* Record set:

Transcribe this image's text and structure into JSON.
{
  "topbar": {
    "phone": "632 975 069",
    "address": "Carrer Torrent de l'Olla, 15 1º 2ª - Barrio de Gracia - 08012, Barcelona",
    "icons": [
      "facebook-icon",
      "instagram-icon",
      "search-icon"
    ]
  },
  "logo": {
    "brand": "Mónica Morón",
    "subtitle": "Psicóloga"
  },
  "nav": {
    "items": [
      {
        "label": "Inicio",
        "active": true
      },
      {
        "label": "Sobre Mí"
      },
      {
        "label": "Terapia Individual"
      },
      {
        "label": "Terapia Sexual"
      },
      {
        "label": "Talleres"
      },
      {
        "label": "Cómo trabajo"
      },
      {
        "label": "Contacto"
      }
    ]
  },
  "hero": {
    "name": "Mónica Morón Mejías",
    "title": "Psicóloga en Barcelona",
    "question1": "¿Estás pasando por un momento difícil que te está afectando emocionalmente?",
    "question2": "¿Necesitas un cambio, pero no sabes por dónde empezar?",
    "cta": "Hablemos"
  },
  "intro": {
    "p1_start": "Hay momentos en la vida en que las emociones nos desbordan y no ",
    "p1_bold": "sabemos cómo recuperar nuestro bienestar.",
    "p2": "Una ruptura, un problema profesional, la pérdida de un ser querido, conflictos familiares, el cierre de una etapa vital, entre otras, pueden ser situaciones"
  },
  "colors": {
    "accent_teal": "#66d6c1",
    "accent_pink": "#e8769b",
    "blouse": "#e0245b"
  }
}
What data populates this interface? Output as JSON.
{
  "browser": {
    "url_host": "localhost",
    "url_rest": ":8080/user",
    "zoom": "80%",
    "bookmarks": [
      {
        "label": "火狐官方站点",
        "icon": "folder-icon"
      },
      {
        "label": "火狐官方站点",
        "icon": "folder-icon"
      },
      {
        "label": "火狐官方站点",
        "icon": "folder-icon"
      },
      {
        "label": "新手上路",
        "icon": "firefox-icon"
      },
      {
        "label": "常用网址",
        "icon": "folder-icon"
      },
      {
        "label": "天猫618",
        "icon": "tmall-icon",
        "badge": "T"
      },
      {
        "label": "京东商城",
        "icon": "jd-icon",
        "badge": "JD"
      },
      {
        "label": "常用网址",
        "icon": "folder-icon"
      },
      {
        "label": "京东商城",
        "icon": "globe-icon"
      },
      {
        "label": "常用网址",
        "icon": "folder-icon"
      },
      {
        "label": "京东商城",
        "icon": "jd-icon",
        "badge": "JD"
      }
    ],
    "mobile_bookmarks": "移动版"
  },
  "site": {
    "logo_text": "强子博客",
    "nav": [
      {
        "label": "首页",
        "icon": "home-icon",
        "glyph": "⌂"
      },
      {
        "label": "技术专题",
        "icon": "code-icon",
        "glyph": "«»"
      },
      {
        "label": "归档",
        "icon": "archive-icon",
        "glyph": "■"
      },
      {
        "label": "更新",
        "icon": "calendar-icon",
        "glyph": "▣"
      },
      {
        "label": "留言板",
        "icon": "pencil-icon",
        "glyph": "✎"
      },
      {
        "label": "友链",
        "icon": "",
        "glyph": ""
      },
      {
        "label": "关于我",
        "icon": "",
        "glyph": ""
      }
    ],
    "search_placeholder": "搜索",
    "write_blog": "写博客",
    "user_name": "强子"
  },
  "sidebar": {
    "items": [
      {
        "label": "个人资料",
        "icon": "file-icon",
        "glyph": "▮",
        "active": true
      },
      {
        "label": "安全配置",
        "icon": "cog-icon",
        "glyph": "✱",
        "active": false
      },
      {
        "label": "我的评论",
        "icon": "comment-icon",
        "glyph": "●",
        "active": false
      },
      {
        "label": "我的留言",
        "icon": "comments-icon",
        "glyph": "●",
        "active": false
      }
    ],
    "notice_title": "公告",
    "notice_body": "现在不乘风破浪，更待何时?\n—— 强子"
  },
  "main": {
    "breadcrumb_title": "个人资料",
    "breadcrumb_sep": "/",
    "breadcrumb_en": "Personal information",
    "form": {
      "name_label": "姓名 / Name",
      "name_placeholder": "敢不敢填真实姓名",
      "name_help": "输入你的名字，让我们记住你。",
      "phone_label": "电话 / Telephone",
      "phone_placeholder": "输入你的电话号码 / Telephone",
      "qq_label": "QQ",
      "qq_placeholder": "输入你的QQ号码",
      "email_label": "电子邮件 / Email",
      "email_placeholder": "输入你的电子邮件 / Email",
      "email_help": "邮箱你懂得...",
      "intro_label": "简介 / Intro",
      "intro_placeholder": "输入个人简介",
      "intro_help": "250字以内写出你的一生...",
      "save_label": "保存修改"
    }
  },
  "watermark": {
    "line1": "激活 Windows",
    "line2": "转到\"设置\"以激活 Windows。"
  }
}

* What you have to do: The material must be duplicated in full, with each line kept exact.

* Response box:
Transcribe this image's text and structure into JSON.
{
  "topbar": {
    "phone": "632 975 069",
    "address": "Carrer Torrent de l'Olla, 15 1º 2ª - Barrio de Gracia - 08012, Barcelona",
    "icons": [
      "facebook-icon",
      "instagram-icon",
      "search-icon"
    ]
  },
  "logo": {
    "brand": "Mónica Morón",
    "subtitle": "Psicóloga"
  },
  "nav": {
    "items": [
      {
        "label": "Inicio",
        "active": true
      },
      {
        "label": "Sobre Mí"
      },
      {
        "label": "Terapia Individual"
      },
      {
        "label": "Terapia Sexual"
      },
      {
        "label": "Talleres"
      },
      {
        "label": "Cómo trabajo"
      },
      {
        "label": "Contacto"
      }
    ]
  },
  "hero": {
    "name": "Mónica Morón Mejías",
    "title": "Psicóloga en Barcelona",
    "question1": "¿Estás pasando por un momento difícil que te está afectando emocionalmente?",
    "question2": "¿Necesitas un cambio, pero no sabes por dónde empezar?",
    "cta": "Hablemos"
  },
  "intro": {
    "p1_start": "Hay momentos en la vida en que las emociones nos desbordan y no ",
    "p1_bold": "sabemos cómo recuperar nuestro bienestar.",
    "p2": "Una ruptura, un problema profesional, la pérdida de un ser querido, conflictos familiares, el cierre de una etapa vital, entre otras, pueden ser situaciones"
  },
  "colors": {
    "accent_teal": "#66d6c1",
    "accent_pink": "#e8769b",
    "blouse": "#e0245b"
  }
}
What data populates this interface? Output as JSON.
{
  "browser": {
    "url_host": "localhost",
    "url_rest": ":8080/user",
    "zoom": "80%",
    "bookmarks": [
      {
        "label": "火狐官方站点",
        "icon": "folder-icon"
      },
      {
        "label": "火狐官方站点",
        "icon": "folder-icon"
      },
      {
        "label": "火狐官方站点",
        "icon": "folder-icon"
      },
      {
        "label": "新手上路",
        "icon": "firefox-icon"
      },
      {
        "label": "常用网址",
        "icon": "folder-icon"
      },
      {
        "label": "天猫618",
        "icon": "tmall-icon",
        "badge": "T"
      },
      {
        "label": "京东商城",
        "icon": "jd-icon",
        "badge": "JD"
      },
      {
        "label": "常用网址",
        "icon": "folder-icon"
      },
      {
        "label": "京东商城",
        "icon": "globe-icon"
      },
      {
        "label": "常用网址",
        "icon": "folder-icon"
      },
      {
        "label": "京东商城",
        "icon": "jd-icon",
        "badge": "JD"
      }
    ],
    "mobile_bookmarks": "移动版"
  },
  "site": {
    "logo_text": "强子博客",
    "nav": [
      {
        "label": "首页",
        "icon": "home-icon",
        "glyph": "⌂"
      },
      {
        "label": "技术专题",
        "icon": "code-icon",
        "glyph": "«»"
      },
      {
        "label": "归档",
        "icon": "archive-icon",
        "glyph": "■"
      },
      {
        "label": "更新",
        "icon": "calendar-icon",
        "glyph": "▣"
      },
      {
        "label": "留言板",
        "icon": "pencil-icon",
        "glyph": "✎"
      },
      {
        "label": "友链",
        "icon": "",
        "glyph": ""
      },
      {
        "label": "关于我",
        "icon": "",
        "glyph": ""
      }
    ],
    "search_placeholder": "搜索",
    "write_blog": "写博客",
    "user_name": "强子"
  },
  "sidebar": {
    "items": [
      {
        "label": "个人资料",
        "icon": "file-icon",
        "glyph": "▮",
        "active": true
      },
      {
        "label": "安全配置",
        "icon": "cog-icon",
        "glyph": "✱",
        "active": false
      },
      {
        "label": "我的评论",
        "icon": "comment-icon",
        "glyph": "●",
        "active": false
      },
      {
        "label": "我的留言",
        "icon": "comments-icon",
        "glyph": "●",
        "active": false
      }
    ],
    "notice_title": "公告",
    "notice_body": "现在不乘风破浪，更待何时?\n—— 强子"
  },
  "main": {
    "breadcrumb_title": "个人资料",
    "breadcrumb_sep": "/",
    "breadcrumb_en": "Personal information",
    "form": {
      "name_label": "姓名 / Name",
      "name_placeholder": "敢不敢填真实姓名",
      "name_help": "输入你的名字，让我们记住你。",
      "phone_label": "电话 / Telephone",
      "phone_placeholder": "输入你的电话号码 / Telephone",
      "qq_label": "QQ",
      "qq_placeholder": "输入你的QQ号码",
      "email_label": "电子邮件 / Email",
      "email_placeholder": "输入你的电子邮件 / Email",
      "email_help": "邮箱你懂得...",
      "intro_label": "简介 / Intro",
      "intro_placeholder": "输入个人简介",
      "intro_help": "250字以内写出你的一生...",
      "save_label": "保存修改"
    }
  },
  "watermark": {
    "line1": "激活 Windows",
    "line2": "转到\"设置\"以激活 Windows。"
  }
}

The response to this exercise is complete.